  4. Fish: Fish such as cod, haddock, and salmon contain L-carnitine. Fatty fish like salmon and tuna provide additional health benefits due to their omega-3 fatty acids.
  5. Milk and dairy products: Milk and dairy products, including cheese and yogurt, contain some L-carnitine. However, the amount is relatively small compared to animal meats.
  6. Avocado: Avocado is one of the few plant-based sources of L-carnitine. While the amount is lower compared to animal products, avocados offer other health benefits due to their nutrient profile.

Below are seven health benefits to supplementing with L-Carnitine.

  1. Fat metabolism and weight management: L-carnitine plays a crucial role in the transport of fatty acids into the mitochondria, where they are oxidized to produce energy. By enhancing fat metabolism, L-carnitine may support weight management efforts by promoting the use of stored fat as an energy source during exercise and daily activities.

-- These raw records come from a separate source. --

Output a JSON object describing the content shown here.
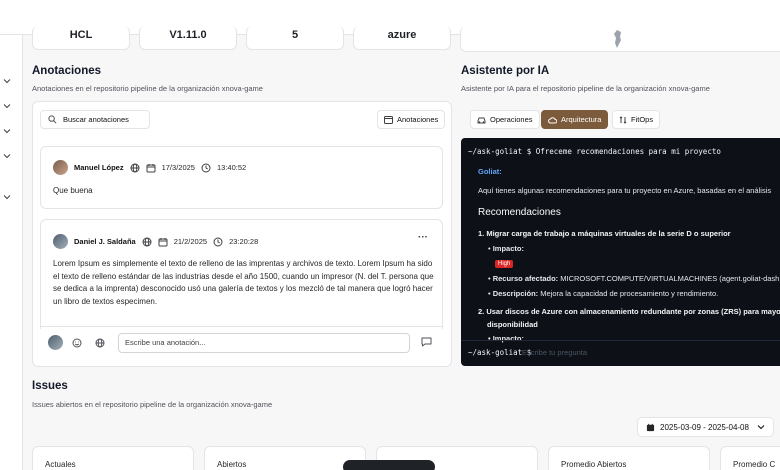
{
  "top_stats": [
    "HCL",
    "V1.11.0",
    "5",
    "azure"
  ],
  "annotations": {
    "title": "Anotaciones",
    "subtitle": "Anotaciones en el repositorio pipeline de la organización xnova-game",
    "search_placeholder": "Buscar anotaciones",
    "button_label": "Anotaciones",
    "comments": [
      {
        "author": "Manuel López",
        "date": "17/3/2025",
        "time": "13:40:52",
        "body": "Que buena"
      },
      {
        "author": "Daniel J. Saldaña",
        "date": "21/2/2025",
        "time": "23:20:28",
        "more": "···",
        "body": "Lorem Ipsum es simplemente el texto de relleno de las imprentas y archivos de texto. Lorem Ipsum ha sido el texto de relleno estándar de las industrias desde el año 1500, cuando un impresor (N. del T. persona que se dedica a la imprenta) desconocido usó una galería de textos y los mezcló de tal manera que logró hacer un libro de textos especimen."
      }
    ],
    "composer_placeholder": "Escribe una anotación..."
  },
  "assistant": {
    "title": "Asistente por IA",
    "subtitle": "Asistente por IA para el repositorio pipeline de la organización xnova-game",
    "tabs": [
      {
        "label": "Operaciones",
        "active": false
      },
      {
        "label": "Arquitectura",
        "active": true
      },
      {
        "label": "FitOps",
        "active": false
      }
    ],
    "terminal": {
      "command": "~/ask-goliat $ Ofreceme recomendaciones para mi proyecto",
      "speaker": "Goliat:",
      "intro": "Aquí tienes algunas recomendaciones para tu proyecto en Azure, basadas en el análisis",
      "heading": "Recomendaciones",
      "item1_title": "1. Migrar carga de trabajo a máquinas virtuales de la serie D o superior",
      "impact_label": "Impacto:",
      "impact_value": "High",
      "resource_label": "Recurso afectado:",
      "resource_value": "MICROSOFT.COMPUTE/VIRTUALMACHINES (agent.goliat-dash",
      "desc_label": "Descripción:",
      "desc_value": "Mejora la capacidad de procesamiento y rendimiento.",
      "item2_title_a": "2. Usar discos de Azure con almacenamiento redundante por zonas (ZRS) para mayo",
      "item2_title_b": "disponibilidad",
      "item2_impact_partial": "Impacto:",
      "prompt": "~/ask-goliat $",
      "prompt_placeholder": "Escribe tu pregunta"
    }
  },
  "issues": {
    "title": "Issues",
    "subtitle": "Issues abiertos en el repositorio pipeline de la organización xnova-game",
    "date_range": "2025-03-09 - 2025-04-08",
    "cards": [
      "Actuales",
      "Abiertos",
      "",
      "Promedio Abiertos",
      "Promedio C"
    ]
  },
  "colors": {
    "accent_brown": "#7c5a3c",
    "terminal_bg": "#0d1117",
    "high_badge": "#dc2626",
    "goliat_label": "#60a5fa"
  }
}
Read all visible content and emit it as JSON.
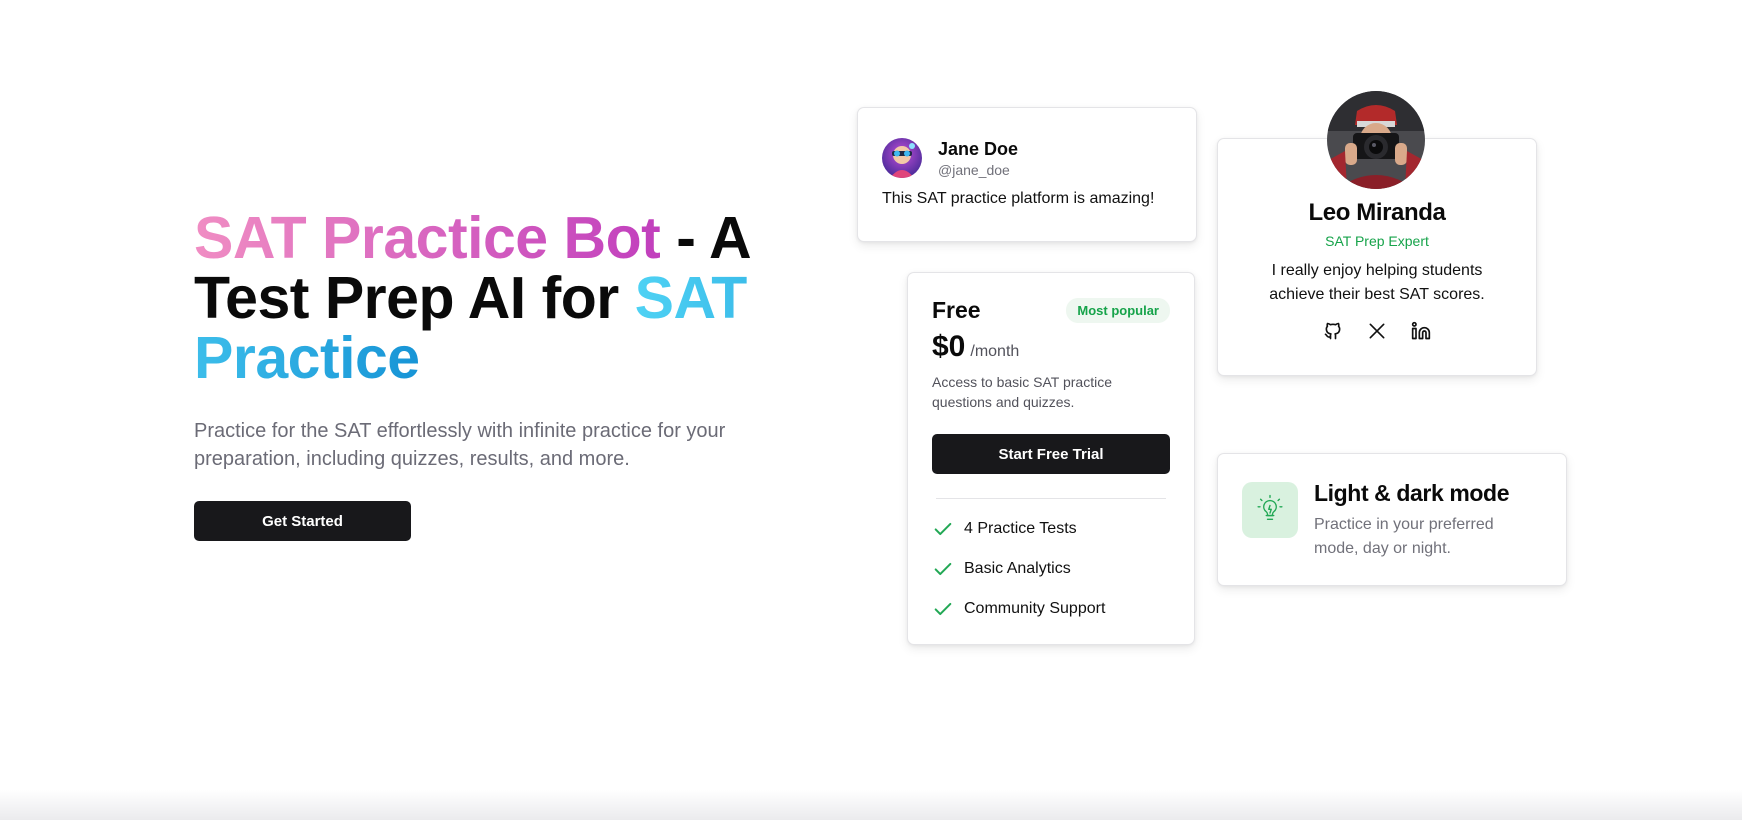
{
  "hero": {
    "title_part1": "SAT Practice Bot",
    "title_part2": " - A Test Prep AI for ",
    "title_part3": "SAT Practice",
    "subtitle": "Practice for the SAT effortlessly with infinite practice for your preparation, including quizzes, results, and more.",
    "cta_label": "Get Started"
  },
  "testimonial": {
    "name": "Jane Doe",
    "handle": "@jane_doe",
    "quote": "This SAT practice platform is amazing!"
  },
  "pricing": {
    "plan": "Free",
    "badge": "Most popular",
    "price": "$0",
    "period": "/month",
    "description": "Access to basic SAT practice questions and quizzes.",
    "cta_label": "Start Free Trial",
    "features": [
      "4 Practice Tests",
      "Basic Analytics",
      "Community Support"
    ]
  },
  "profile": {
    "name": "Leo Miranda",
    "role": "SAT Prep Expert",
    "bio": "I really enjoy helping students achieve their best SAT scores.",
    "socials": [
      "github-icon",
      "x-icon",
      "linkedin-icon"
    ]
  },
  "feature": {
    "title": "Light & dark mode",
    "description": "Practice in your preferred mode, day or night.",
    "icon": "lightbulb-icon"
  },
  "colors": {
    "brand_pink_start": "#f08dc3",
    "brand_pink_end": "#c13fbd",
    "brand_blue_start": "#4fd2f4",
    "brand_blue_end": "#1794d6",
    "accent_green": "#16a34a",
    "button_dark": "#18181b"
  }
}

  2. Exercise performance and endurance: L-carnitine has been studied for its potential to improve exercise performance, especially in endurance activities. By facilitating the transportation of fatty acids to be used as fuel, L-carnitine may help spare glycogen, which is the body’s stored form of carbohydrates. This can delay fatigue during workouts, allowing individuals to maintain higher intensity and exercise for longer durations.
  3. Muscle recovery and reduced muscle damage: Some research suggests that L-carnitine supplementation might aid in muscle recovery and reduce markers of exercise-induced muscle damage. This can be particularly beneficial for athletes or individuals engaged in intense training, as it supports quicker recovery between workouts.
  4. Heart health: L-carnitine has been associated with potential benefits for heart health. It may help improve blood flow, support healthy blood pressure levels, and reduce the risk of certain cardiovascular conditions. It can also aid in the management of angina (chest pain) in individuals with heart disease.
  5. Brain health and cognitive function: L-carnitine is found in high concentrations in the brain, and it may play a role in supporting brain health and cognitive function. Some studies suggest that L-carnitine supplementation could have neuroprotective effects and potentially help with age-related cognitive decline.
  6. Management of certain health conditions: L-carnitine supplementation may be beneficial for individuals with certain health conditions, such as carnitine deficiencies, mitochondrial disorders, and metabolic disorders.
  7. Male fertility support: Some studies have indicated that L-carnitine might improve sperm motility and sperm count in men with fertility issues.
Body Composition